## What needs to be done:
Below are the records; restate all of them word for word.
************
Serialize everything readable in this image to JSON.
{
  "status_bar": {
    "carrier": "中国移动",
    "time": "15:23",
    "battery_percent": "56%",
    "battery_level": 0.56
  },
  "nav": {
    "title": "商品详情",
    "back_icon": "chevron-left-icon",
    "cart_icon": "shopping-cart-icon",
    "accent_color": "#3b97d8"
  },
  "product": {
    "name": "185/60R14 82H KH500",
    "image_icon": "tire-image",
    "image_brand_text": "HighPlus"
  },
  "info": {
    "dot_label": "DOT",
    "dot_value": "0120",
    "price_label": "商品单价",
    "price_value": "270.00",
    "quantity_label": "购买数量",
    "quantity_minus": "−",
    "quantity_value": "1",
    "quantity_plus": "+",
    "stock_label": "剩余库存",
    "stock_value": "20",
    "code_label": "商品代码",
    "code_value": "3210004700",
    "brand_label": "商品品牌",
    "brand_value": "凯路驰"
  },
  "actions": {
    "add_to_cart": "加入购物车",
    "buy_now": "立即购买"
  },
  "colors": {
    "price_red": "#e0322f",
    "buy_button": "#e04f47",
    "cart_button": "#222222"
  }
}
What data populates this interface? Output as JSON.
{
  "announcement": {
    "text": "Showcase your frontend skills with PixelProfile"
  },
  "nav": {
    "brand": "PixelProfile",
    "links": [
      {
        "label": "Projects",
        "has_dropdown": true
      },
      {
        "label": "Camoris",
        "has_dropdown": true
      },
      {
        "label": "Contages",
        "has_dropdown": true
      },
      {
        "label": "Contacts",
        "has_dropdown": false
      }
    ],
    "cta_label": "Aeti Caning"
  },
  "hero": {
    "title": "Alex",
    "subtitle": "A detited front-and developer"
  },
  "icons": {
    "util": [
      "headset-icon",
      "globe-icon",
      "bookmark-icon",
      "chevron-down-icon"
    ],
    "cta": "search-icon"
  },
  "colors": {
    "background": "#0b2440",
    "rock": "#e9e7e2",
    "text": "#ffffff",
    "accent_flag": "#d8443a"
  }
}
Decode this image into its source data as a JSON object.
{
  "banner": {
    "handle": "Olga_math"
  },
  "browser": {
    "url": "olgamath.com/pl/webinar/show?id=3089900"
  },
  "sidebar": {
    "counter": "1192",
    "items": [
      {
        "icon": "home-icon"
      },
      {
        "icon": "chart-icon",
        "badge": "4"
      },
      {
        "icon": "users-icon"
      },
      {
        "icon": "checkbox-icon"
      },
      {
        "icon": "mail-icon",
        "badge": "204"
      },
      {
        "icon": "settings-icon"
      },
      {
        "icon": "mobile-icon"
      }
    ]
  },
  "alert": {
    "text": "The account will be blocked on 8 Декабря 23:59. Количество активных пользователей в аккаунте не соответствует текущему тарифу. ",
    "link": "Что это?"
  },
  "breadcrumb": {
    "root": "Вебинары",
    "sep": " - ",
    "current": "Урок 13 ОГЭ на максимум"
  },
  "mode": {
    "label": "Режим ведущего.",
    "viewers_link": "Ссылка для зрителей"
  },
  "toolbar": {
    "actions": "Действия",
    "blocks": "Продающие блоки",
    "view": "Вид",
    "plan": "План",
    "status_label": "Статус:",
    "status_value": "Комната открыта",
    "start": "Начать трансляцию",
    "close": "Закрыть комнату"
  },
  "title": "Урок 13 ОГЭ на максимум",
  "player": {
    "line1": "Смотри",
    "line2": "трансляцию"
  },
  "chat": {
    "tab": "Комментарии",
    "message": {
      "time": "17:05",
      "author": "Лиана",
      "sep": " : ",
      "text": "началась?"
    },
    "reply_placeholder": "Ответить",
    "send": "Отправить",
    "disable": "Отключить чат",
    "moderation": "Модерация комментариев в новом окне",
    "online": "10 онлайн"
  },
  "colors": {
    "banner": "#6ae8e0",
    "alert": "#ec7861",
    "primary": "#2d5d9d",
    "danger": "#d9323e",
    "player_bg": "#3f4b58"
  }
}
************
## Solution to the problem:
Serialize everything readable in this image to JSON.
{
  "status_bar": {
    "carrier": "中国移动",
    "time": "15:23",
    "battery_percent": "56%",
    "battery_level": 0.56
  },
  "nav": {
    "title": "商品详情",
    "back_icon": "chevron-left-icon",
    "cart_icon": "shopping-cart-icon",
    "accent_color": "#3b97d8"
  },
  "product": {
    "name": "185/60R14 82H KH500",
    "image_icon": "tire-image",
    "image_brand_text": "HighPlus"
  },
  "info": {
    "dot_label": "DOT",
    "dot_value": "0120",
    "price_label": "商品单价",
    "price_value": "270.00",
    "quantity_label": "购买数量",
    "quantity_minus": "−",
    "quantity_value": "1",
    "quantity_plus": "+",
    "stock_label": "剩余库存",
    "stock_value": "20",
    "code_label": "商品代码",
    "code_value": "3210004700",
    "brand_label": "商品品牌",
    "brand_value": "凯路驰"
  },
  "actions": {
    "add_to_cart": "加入购物车",
    "buy_now": "立即购买"
  },
  "colors": {
    "price_red": "#e0322f",
    "buy_button": "#e04f47",
    "cart_button": "#222222"
  }
}
What data populates this interface? Output as JSON.
{
  "announcement": {
    "text": "Showcase your frontend skills with PixelProfile"
  },
  "nav": {
    "brand": "PixelProfile",
    "links": [
      {
        "label": "Projects",
        "has_dropdown": true
      },
      {
        "label": "Camoris",
        "has_dropdown": true
      },
      {
        "label": "Contages",
        "has_dropdown": true
      },
      {
        "label": "Contacts",
        "has_dropdown": false
      }
    ],
    "cta_label": "Aeti Caning"
  },
  "hero": {
    "title": "Alex",
    "subtitle": "A detited front-and developer"
  },
  "icons": {
    "util": [
      "headset-icon",
      "globe-icon",
      "bookmark-icon",
      "chevron-down-icon"
    ],
    "cta": "search-icon"
  },
  "colors": {
    "background": "#0b2440",
    "rock": "#e9e7e2",
    "text": "#ffffff",
    "accent_flag": "#d8443a"
  }
}
Decode this image into its source data as a JSON object.
{
  "banner": {
    "handle": "Olga_math"
  },
  "browser": {
    "url": "olgamath.com/pl/webinar/show?id=3089900"
  },
  "sidebar": {
    "counter": "1192",
    "items": [
      {
        "icon": "home-icon"
      },
      {
        "icon": "chart-icon",
        "badge": "4"
      },
      {
        "icon": "users-icon"
      },
      {
        "icon": "checkbox-icon"
      },
      {
        "icon": "mail-icon",
        "badge": "204"
      },
      {
        "icon": "settings-icon"
      },
      {
        "icon": "mobile-icon"
      }
    ]
  },
  "alert": {
    "text": "The account will be blocked on 8 Декабря 23:59. Количество активных пользователей в аккаунте не соответствует текущему тарифу. ",
    "link": "Что это?"
  },
  "breadcrumb": {
    "root": "Вебинары",
    "sep": " - ",
    "current": "Урок 13 ОГЭ на максимум"
  },
  "mode": {
    "label": "Режим ведущего.",
    "viewers_link": "Ссылка для зрителей"
  },
  "toolbar": {
    "actions": "Действия",
    "blocks": "Продающие блоки",
    "view": "Вид",
    "plan": "План",
    "status_label": "Статус:",
    "status_value": "Комната открыта",
    "start": "Начать трансляцию",
    "close": "Закрыть комнату"
  },
  "title": "Урок 13 ОГЭ на максимум",
  "player": {
    "line1": "Смотри",
    "line2": "трансляцию"
  },
  "chat": {
    "tab": "Комментарии",
    "message": {
      "time": "17:05",
      "author": "Лиана",
      "sep": " : ",
      "text": "началась?"
    },
    "reply_placeholder": "Ответить",
    "send": "Отправить",
    "disable": "Отключить чат",
    "moderation": "Модерация комментариев в новом окне",
    "online": "10 онлайн"
  },
  "colors": {
    "banner": "#6ae8e0",
    "alert": "#ec7861",
    "primary": "#2d5d9d",
    "danger": "#d9323e",
    "player_bg": "#3f4b58"
  }
}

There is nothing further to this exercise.